- Omega-6 fatty acids. This is another type of essential fatty acid. Omega-6 fatty acids are more abundant in food than omega-3 fatty acids. At one point, many health professionals (including me) believed that a high intake of omega-6 fatty acids increased inflammation in the body, thus raising the risk for heart disease and other chronic illnesses. Many experts no longer believe this. Newer research finds that omega-6 fatty acids do not increase inflammation. In fact, the AHA says that omega-6 fatty acids are a good choice to replace saturated fats. Omega-6 fatty acids are common in corn, wheat, nuts, and corn and safflower oils.
Here’s How to Get Healthy Fats for Diabetes and the Heart
- Seek out sources of omega-3 fatty acids. Sprinkle walnuts or ground flaxseed on salads, yogurt and oatmeal. Eat fatty fish a couple times each week. Cook with canola oil. Whisk a salad dressing with walnut oil. Snack on edamame beans and enjoy tofu for lunch or dinner now and then.
- Cook more with liquid oils and less with butter, stick margarine, lard, shortening, bacon grease and coconut oil.
- When baking, replace 4 tablespoons butter with 3 tablespoons of olive or canola oil.
- Replace cheese on a sandwich with a slice of avocado.
- Snack on a 1/4-cup serving of nuts instead of typical vending machine foods.
- Trade in cheesy dressings and sauces for a vinaigrette or an avocado-based sauce.
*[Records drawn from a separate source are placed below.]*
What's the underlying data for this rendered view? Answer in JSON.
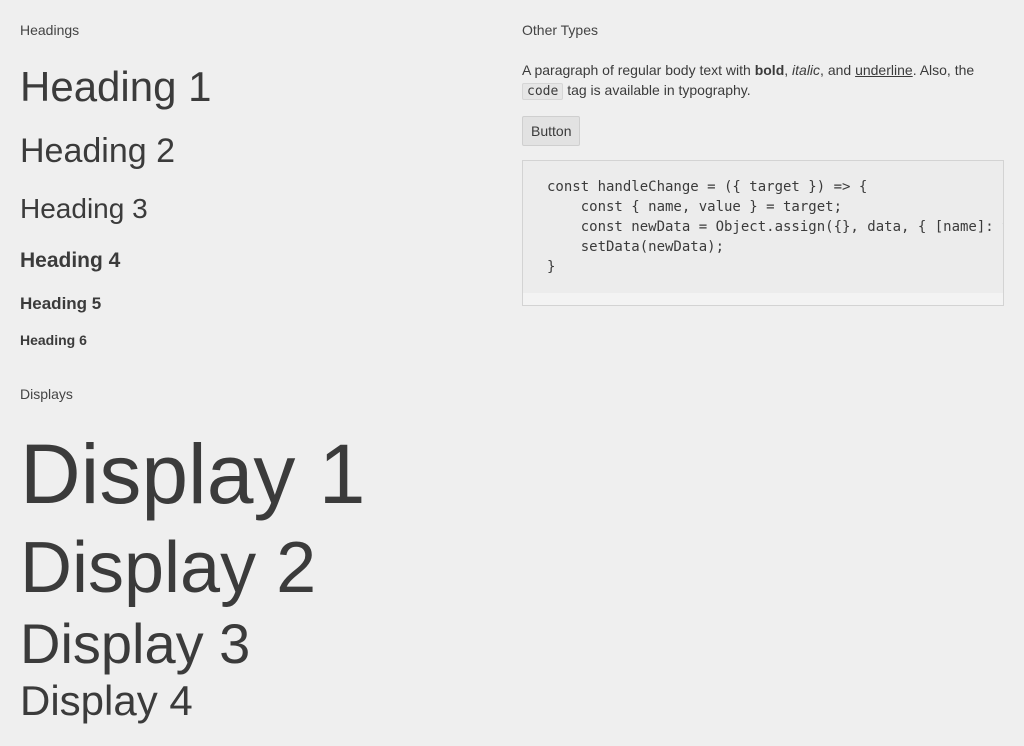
{
  "headings_section": {
    "label": "Headings",
    "h1": "Heading 1",
    "h2": "Heading 2",
    "h3": "Heading 3",
    "h4": "Heading 4",
    "h5": "Heading 5",
    "h6": "Heading 6"
  },
  "displays_section": {
    "label": "Displays",
    "d1": "Display 1",
    "d2": "Display 2",
    "d3": "Display 3",
    "d4": "Display 4"
  },
  "other_section": {
    "label": "Other Types",
    "paragraph": {
      "part1": "A paragraph of regular body text with ",
      "bold": "bold",
      "part2": ", ",
      "italic": "italic",
      "part3": ", and ",
      "underline": "underline",
      "part4": ". Also, the ",
      "code": "code",
      "part5": " tag is available in typography."
    },
    "button_label": "Button",
    "code_block": "const handleChange = ({ target }) => {\n    const { name, value } = target;\n    const newData = Object.assign({}, data, { [name]: value });\n    setData(newData);\n}"
  }
}
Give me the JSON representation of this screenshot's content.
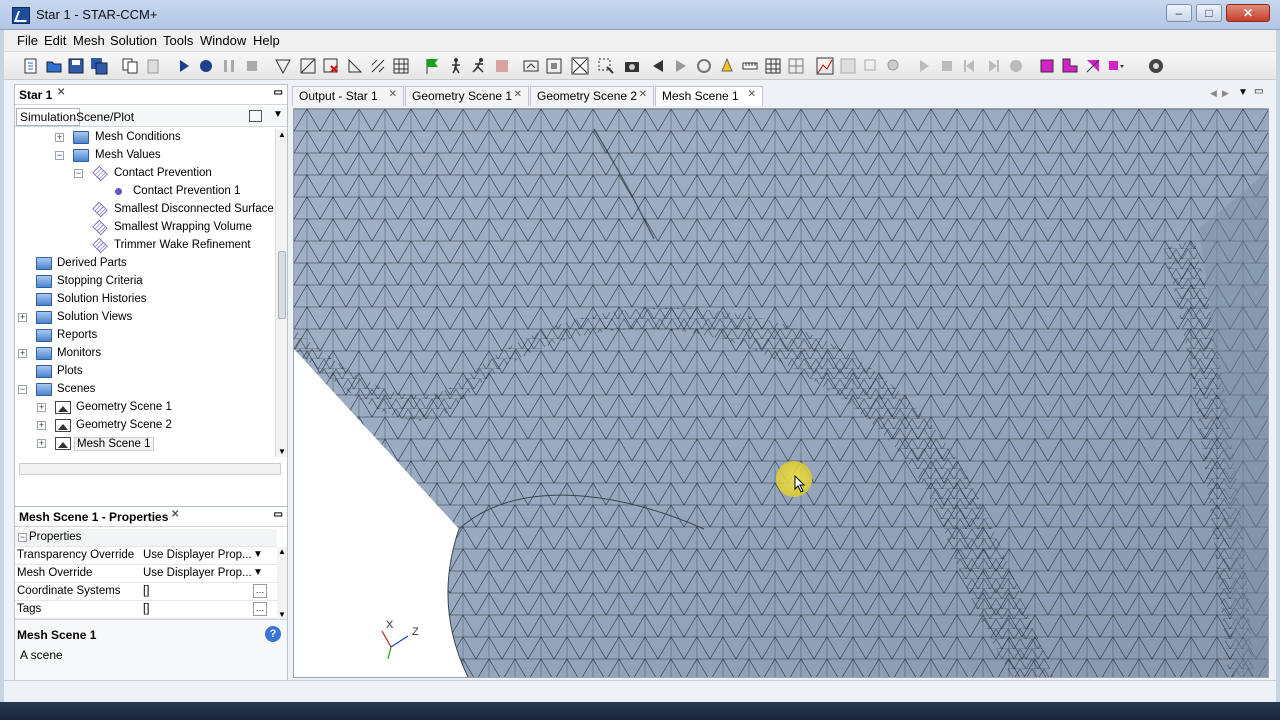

What tips can you share to get more healthy fats for diabetes and the heart?